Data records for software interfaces
▽
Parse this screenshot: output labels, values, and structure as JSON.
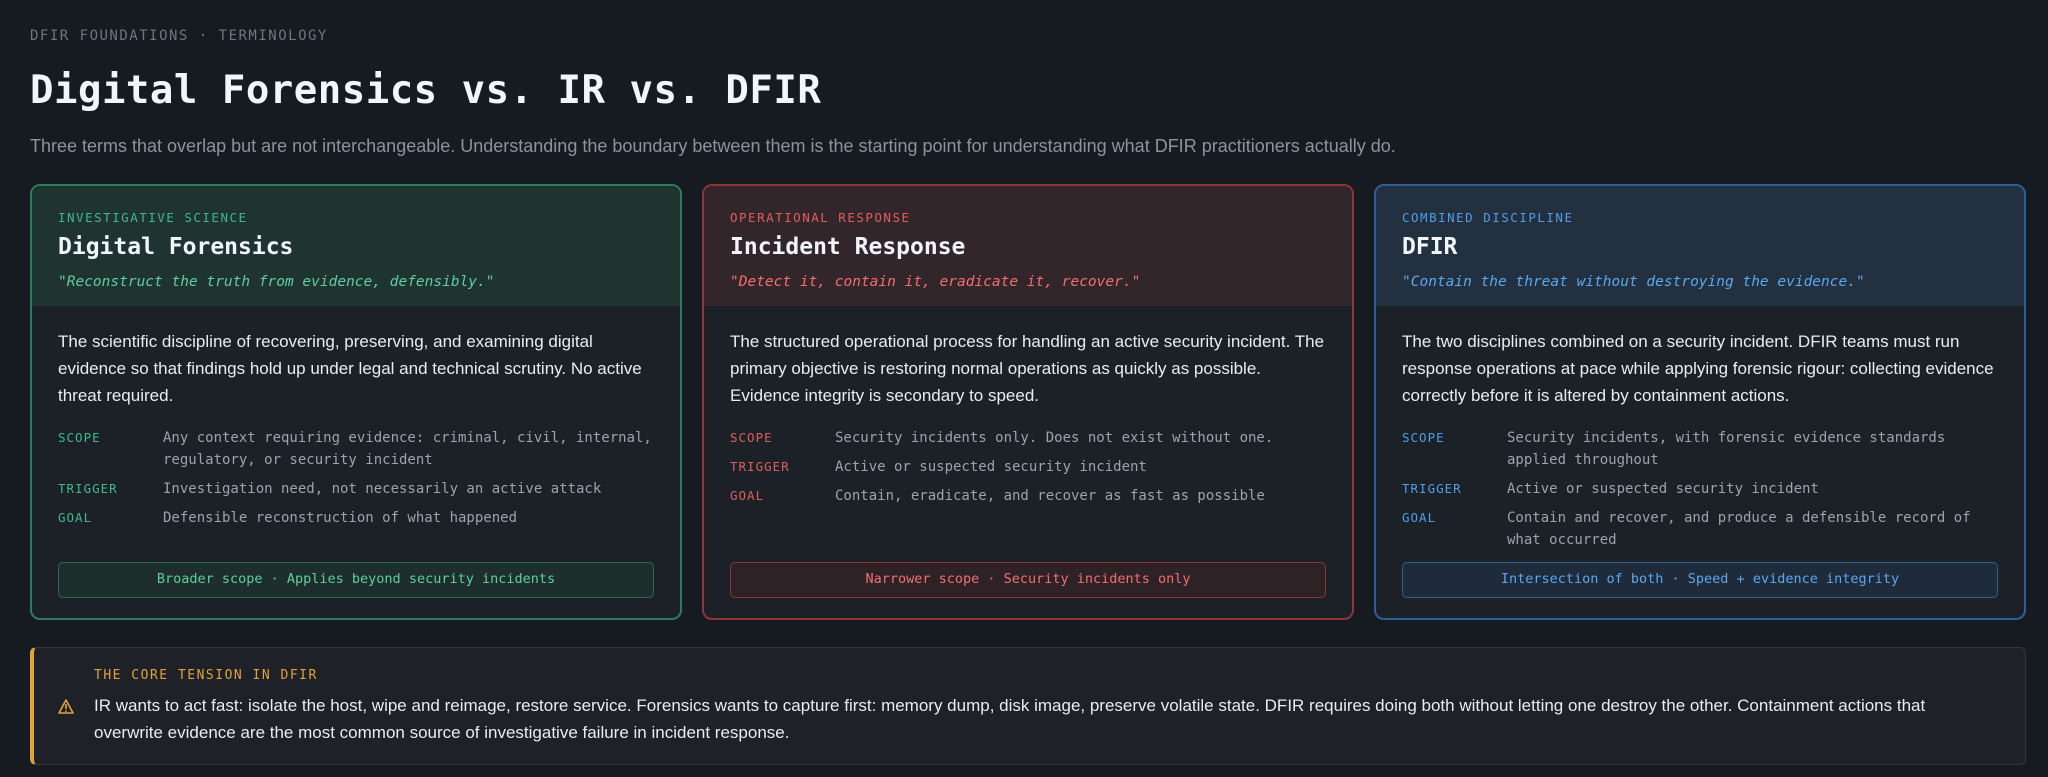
{
  "header": {
    "eyebrow": "DFIR FOUNDATIONS · TERMINOLOGY",
    "title": "Digital Forensics vs. IR vs. DFIR",
    "subtitle": "Three terms that overlap but are not interchangeable. Understanding the boundary between them is the starting point for understanding what DFIR practitioners actually do."
  },
  "cards": [
    {
      "kicker": "INVESTIGATIVE SCIENCE",
      "title": "Digital Forensics",
      "quote": "\"Reconstruct the truth from evidence, defensibly.\"",
      "description": "The scientific discipline of recovering, preserving, and examining digital evidence so that findings hold up under legal and technical scrutiny. No active threat required.",
      "rows": [
        {
          "key": "SCOPE",
          "value": "Any context requiring evidence: criminal, civil, internal, regulatory, or security incident"
        },
        {
          "key": "TRIGGER",
          "value": "Investigation need, not necessarily an active attack"
        },
        {
          "key": "GOAL",
          "value": "Defensible reconstruction of what happened"
        }
      ],
      "footer": "Broader scope · Applies beyond security incidents",
      "accent": "#3fb98a"
    },
    {
      "kicker": "OPERATIONAL RESPONSE",
      "title": "Incident Response",
      "quote": "\"Detect it, contain it, eradicate it, recover.\"",
      "description": "The structured operational process for handling an active security incident. The primary objective is restoring normal operations as quickly as possible. Evidence integrity is secondary to speed.",
      "rows": [
        {
          "key": "SCOPE",
          "value": "Security incidents only. Does not exist without one."
        },
        {
          "key": "TRIGGER",
          "value": "Active or suspected security incident"
        },
        {
          "key": "GOAL",
          "value": "Contain, eradicate, and recover as fast as possible"
        }
      ],
      "footer": "Narrower scope · Security incidents only",
      "accent": "#e05d5d"
    },
    {
      "kicker": "COMBINED DISCIPLINE",
      "title": "DFIR",
      "quote": "\"Contain the threat without destroying the evidence.\"",
      "description": "The two disciplines combined on a security incident. DFIR teams must run response operations at pace while applying forensic rigour: collecting evidence correctly before it is altered by containment actions.",
      "rows": [
        {
          "key": "SCOPE",
          "value": "Security incidents, with forensic evidence standards applied throughout"
        },
        {
          "key": "TRIGGER",
          "value": "Active or suspected security incident"
        },
        {
          "key": "GOAL",
          "value": "Contain and recover, and produce a defensible record of what occurred"
        }
      ],
      "footer": "Intersection of both · Speed + evidence integrity",
      "accent": "#4f9ee8"
    }
  ],
  "callout": {
    "icon": "warning-icon",
    "kicker": "THE CORE TENSION IN DFIR",
    "text": "IR wants to act fast: isolate the host, wipe and reimage, restore service. Forensics wants to capture first: memory dump, disk image, preserve volatile state. DFIR requires doing both without letting one destroy the other. Containment actions that overwrite evidence are the most common source of investigative failure in incident response.",
    "accent": "#e3a33a"
  }
}
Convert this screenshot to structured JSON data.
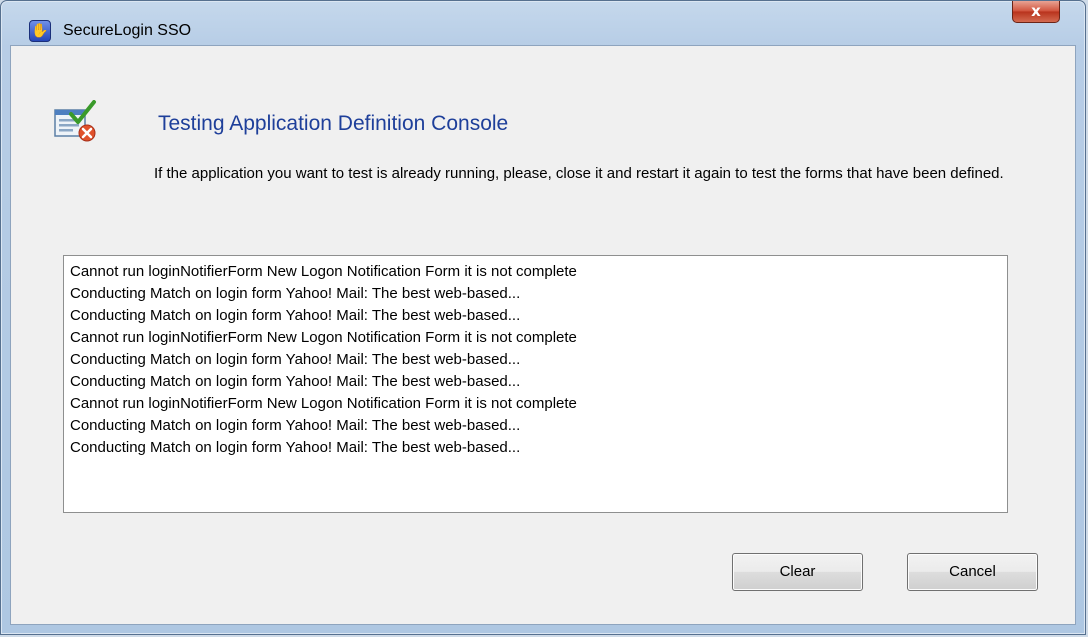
{
  "window": {
    "title": "SecureLogin SSO",
    "close_label": "x"
  },
  "header": {
    "title": "Testing Application Definition Console",
    "instructions": "If the application you want to test is already running, please, close it and restart it again to test the forms that have been defined."
  },
  "log": {
    "lines": [
      "Cannot run loginNotifierForm New Logon Notification Form it is not complete",
      "Conducting Match on login form Yahoo! Mail: The best web-based...",
      "Conducting Match on login form Yahoo! Mail: The best web-based...",
      "Cannot run loginNotifierForm New Logon Notification Form it is not complete",
      "Conducting Match on login form Yahoo! Mail: The best web-based...",
      "Conducting Match on login form Yahoo! Mail: The best web-based...",
      "Cannot run loginNotifierForm New Logon Notification Form it is not complete",
      "Conducting Match on login form Yahoo! Mail: The best web-based...",
      "Conducting Match on login form Yahoo! Mail: The best web-based..."
    ]
  },
  "buttons": {
    "clear": "Clear",
    "cancel": "Cancel"
  },
  "icons": {
    "app": "securelogin-hand-icon",
    "header": "form-test-checkmark-icon",
    "close": "close-icon"
  },
  "colors": {
    "heading": "#1e3f9a",
    "close_button": "#c9402a",
    "frame": "#b7cde6"
  }
}
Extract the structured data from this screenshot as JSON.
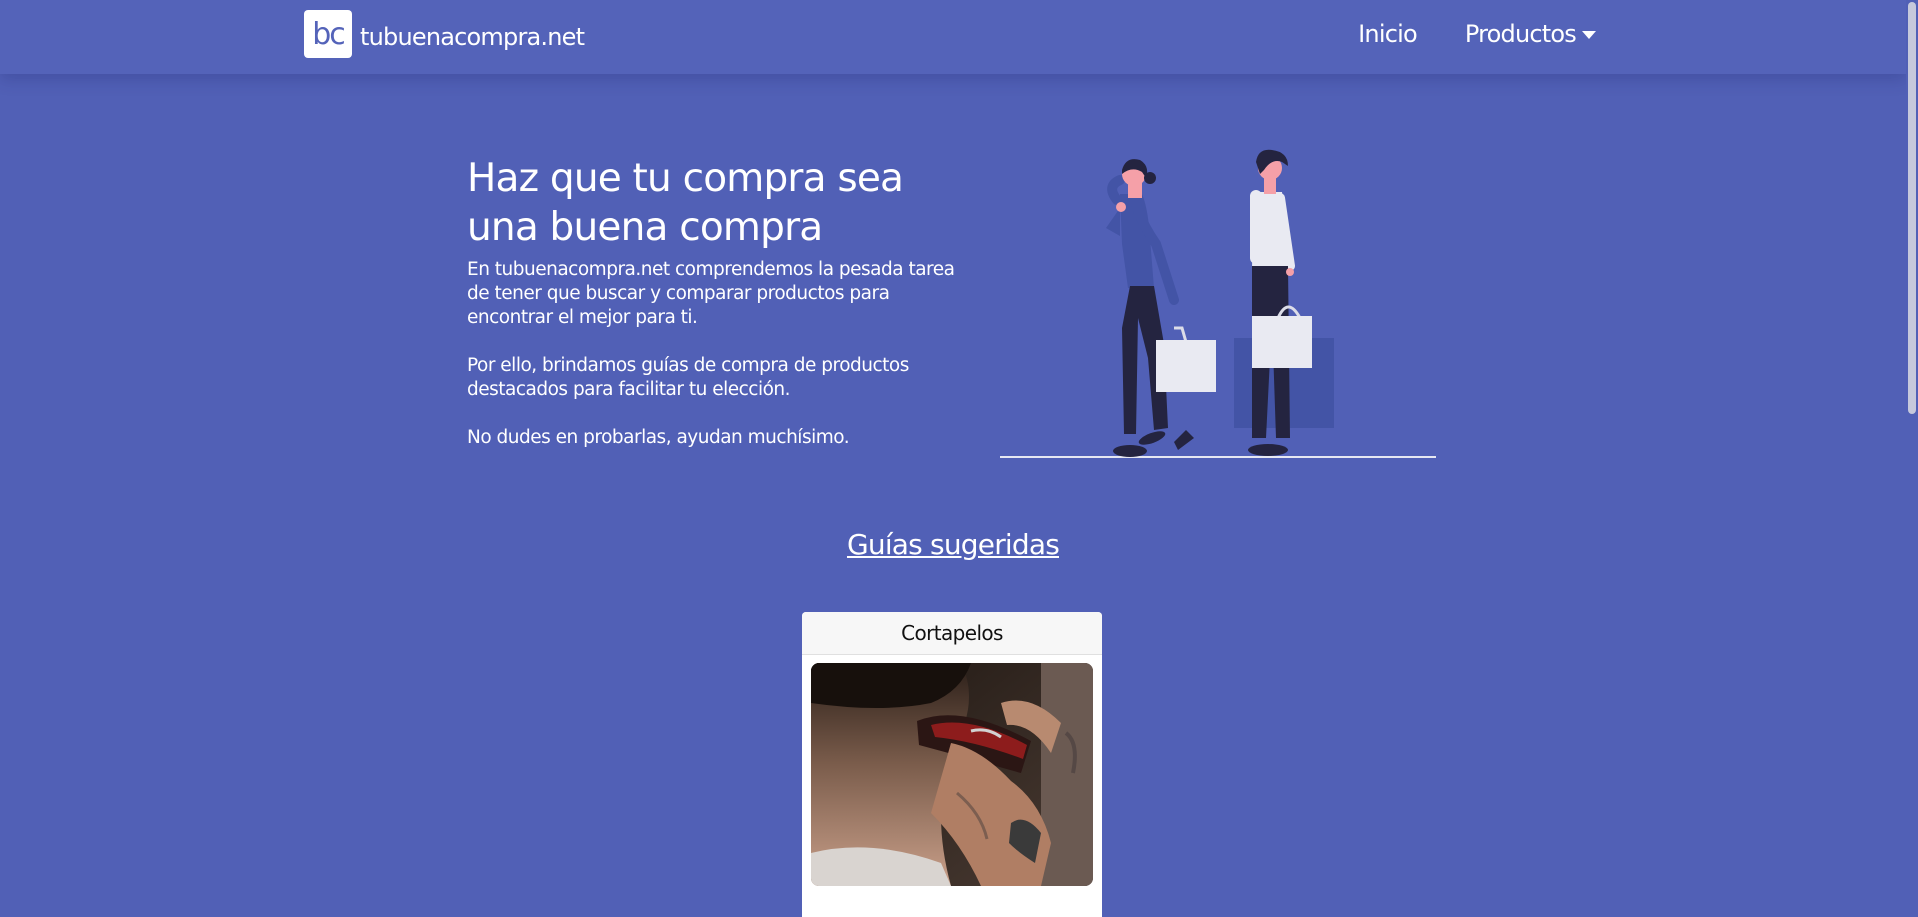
{
  "nav": {
    "logo_text": "bc",
    "brand_name": "tubuenacompra.net",
    "links": [
      {
        "label": "Inicio"
      },
      {
        "label": "Productos"
      }
    ]
  },
  "hero": {
    "title": "Haz que tu compra sea una buena compra",
    "paragraphs": [
      "En tubuenacompra.net comprendemos la pesada tarea de tener que buscar y comparar productos para encontrar el mejor para ti.",
      "Por ello, brindamos guías de compra de productos destacados para facilitar tu elección.",
      "No dudes en probarlas, ayudan muchísimo."
    ]
  },
  "suggested": {
    "title": "Guías sugeridas",
    "cards": [
      {
        "title": "Cortapelos"
      }
    ]
  },
  "colors": {
    "background": "#5160b6",
    "navbar": "#5463b9",
    "card": "#ffffff"
  }
}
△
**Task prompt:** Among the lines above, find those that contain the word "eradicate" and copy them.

**Answer section:**
      "quote": "\"Detect it, contain it, eradicate it, recover.\"",
          "value": "Contain, eradicate, and recover as fast as possible"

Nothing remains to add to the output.